◆ Task brief: Search the entries for lines that contain the word "Console", and report each one found.

(Data Opens)

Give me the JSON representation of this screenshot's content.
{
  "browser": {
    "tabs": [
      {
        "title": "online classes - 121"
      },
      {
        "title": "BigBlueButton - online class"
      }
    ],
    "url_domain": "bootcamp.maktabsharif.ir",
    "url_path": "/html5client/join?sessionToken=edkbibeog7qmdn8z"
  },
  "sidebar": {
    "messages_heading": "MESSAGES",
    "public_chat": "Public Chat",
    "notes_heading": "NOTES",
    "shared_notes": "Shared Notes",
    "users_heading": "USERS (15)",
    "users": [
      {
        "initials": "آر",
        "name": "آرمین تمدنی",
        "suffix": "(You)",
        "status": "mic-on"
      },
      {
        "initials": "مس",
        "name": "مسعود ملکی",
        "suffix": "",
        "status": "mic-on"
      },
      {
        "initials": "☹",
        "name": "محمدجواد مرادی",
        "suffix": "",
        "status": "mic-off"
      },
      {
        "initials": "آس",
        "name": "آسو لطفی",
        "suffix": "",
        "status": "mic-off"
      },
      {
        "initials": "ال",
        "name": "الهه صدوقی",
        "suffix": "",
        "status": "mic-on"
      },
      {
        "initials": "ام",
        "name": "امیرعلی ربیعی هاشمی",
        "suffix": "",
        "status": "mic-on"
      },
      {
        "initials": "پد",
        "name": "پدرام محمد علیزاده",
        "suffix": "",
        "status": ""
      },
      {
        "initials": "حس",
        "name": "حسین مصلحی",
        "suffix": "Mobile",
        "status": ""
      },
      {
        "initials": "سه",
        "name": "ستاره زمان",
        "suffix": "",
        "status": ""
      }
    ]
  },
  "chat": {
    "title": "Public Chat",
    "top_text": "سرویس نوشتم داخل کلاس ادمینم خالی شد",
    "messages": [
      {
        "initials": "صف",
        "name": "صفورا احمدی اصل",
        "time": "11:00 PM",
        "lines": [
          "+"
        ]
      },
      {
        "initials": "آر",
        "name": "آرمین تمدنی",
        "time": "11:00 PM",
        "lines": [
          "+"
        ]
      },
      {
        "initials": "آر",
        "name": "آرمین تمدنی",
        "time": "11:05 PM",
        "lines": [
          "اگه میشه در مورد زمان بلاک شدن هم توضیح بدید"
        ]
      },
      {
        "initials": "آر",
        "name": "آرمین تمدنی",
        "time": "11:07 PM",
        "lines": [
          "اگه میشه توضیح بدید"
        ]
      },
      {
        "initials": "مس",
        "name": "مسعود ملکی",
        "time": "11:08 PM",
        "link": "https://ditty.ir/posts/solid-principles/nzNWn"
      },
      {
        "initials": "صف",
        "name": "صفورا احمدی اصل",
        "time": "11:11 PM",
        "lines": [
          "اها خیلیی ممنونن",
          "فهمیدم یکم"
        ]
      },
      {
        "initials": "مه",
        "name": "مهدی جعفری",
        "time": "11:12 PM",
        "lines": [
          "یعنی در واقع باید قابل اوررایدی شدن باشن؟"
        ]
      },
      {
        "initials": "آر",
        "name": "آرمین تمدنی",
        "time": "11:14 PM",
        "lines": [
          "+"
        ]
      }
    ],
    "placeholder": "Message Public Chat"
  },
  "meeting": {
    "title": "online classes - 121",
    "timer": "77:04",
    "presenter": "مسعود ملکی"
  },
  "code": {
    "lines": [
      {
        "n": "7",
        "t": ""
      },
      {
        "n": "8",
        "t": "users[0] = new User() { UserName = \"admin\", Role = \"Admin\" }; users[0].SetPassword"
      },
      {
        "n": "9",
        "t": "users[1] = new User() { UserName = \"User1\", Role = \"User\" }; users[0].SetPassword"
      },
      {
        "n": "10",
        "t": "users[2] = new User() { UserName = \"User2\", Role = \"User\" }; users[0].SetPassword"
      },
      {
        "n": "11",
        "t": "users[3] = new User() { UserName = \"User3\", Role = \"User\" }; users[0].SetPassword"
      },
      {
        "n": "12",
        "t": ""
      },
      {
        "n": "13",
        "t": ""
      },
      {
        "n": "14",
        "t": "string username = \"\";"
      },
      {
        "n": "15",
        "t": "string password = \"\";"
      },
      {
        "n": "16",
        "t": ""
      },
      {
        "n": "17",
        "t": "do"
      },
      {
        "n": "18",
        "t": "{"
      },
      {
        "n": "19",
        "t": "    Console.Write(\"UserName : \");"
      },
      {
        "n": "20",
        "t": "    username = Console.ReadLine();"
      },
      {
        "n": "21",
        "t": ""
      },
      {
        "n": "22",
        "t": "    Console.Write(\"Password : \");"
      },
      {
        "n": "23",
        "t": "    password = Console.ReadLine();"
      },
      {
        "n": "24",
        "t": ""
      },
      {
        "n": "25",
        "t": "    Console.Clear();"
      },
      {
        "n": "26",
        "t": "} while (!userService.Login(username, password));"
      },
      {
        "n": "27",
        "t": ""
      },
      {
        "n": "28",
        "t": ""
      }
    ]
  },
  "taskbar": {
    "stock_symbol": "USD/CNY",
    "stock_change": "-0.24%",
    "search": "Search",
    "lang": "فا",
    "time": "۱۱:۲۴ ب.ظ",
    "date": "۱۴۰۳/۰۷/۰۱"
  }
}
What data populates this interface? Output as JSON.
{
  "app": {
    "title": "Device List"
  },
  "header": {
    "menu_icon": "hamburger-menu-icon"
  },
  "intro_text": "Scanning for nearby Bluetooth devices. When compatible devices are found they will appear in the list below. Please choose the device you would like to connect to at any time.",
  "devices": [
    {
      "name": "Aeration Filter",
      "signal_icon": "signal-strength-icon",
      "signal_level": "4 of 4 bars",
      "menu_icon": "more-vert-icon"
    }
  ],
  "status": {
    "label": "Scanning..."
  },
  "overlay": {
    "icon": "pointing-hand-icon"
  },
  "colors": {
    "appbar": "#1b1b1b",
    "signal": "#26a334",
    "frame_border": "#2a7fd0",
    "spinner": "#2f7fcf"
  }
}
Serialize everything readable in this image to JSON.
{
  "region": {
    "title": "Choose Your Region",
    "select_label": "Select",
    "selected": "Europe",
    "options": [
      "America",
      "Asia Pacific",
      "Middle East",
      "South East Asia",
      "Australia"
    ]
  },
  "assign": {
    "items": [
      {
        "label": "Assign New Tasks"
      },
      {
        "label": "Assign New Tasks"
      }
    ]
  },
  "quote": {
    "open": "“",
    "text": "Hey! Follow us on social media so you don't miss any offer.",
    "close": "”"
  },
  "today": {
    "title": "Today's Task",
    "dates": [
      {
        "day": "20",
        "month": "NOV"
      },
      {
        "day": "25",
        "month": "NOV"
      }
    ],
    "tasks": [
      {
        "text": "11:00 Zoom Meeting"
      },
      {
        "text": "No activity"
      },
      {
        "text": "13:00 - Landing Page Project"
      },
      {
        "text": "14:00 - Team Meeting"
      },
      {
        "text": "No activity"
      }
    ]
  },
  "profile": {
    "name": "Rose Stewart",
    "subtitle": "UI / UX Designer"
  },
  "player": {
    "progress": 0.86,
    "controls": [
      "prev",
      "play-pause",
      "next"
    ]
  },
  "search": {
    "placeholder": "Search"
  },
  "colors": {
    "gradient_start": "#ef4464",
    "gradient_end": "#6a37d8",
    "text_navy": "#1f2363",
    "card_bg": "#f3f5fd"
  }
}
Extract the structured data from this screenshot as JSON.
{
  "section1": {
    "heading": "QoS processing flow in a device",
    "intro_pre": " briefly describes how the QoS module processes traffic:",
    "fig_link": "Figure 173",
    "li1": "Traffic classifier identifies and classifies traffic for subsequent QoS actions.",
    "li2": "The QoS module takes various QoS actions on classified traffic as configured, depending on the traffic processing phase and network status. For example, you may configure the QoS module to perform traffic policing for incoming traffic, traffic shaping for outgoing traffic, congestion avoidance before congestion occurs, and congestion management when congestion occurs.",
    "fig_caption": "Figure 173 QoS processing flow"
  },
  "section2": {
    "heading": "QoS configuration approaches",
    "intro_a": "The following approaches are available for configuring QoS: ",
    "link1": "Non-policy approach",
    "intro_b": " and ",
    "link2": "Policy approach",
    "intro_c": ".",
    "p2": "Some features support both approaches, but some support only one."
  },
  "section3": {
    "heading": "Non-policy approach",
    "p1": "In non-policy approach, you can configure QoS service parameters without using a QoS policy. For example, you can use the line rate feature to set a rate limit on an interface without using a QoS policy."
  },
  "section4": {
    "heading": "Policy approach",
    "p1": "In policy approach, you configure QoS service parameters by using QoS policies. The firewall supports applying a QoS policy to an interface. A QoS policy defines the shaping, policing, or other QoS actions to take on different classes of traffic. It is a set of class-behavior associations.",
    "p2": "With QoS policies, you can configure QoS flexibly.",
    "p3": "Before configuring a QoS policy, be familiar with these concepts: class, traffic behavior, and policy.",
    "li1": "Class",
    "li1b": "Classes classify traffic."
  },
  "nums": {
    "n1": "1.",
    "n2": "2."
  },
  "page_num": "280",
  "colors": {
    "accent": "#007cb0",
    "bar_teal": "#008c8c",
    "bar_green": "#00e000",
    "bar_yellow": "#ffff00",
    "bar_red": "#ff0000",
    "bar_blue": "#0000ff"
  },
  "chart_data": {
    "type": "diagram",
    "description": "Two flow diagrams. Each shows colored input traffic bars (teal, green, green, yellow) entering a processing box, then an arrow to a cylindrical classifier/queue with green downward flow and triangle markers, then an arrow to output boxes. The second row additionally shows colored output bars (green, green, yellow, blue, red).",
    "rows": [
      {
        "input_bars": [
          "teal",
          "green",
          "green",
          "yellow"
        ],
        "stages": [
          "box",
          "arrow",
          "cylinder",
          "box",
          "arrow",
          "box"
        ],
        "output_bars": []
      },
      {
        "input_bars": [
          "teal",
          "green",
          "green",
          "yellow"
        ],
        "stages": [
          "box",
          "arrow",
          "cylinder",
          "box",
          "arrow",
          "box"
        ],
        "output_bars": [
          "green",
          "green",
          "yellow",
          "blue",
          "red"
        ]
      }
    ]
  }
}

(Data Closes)

◆ Response area:
        "t": "    Console.Write(\"UserName : \");"
        "t": "    username = Console.ReadLine();"
        "t": "    Console.Write(\"Password : \");"
        "t": "    password = Console.ReadLine();"
        "t": "    Console.Clear();"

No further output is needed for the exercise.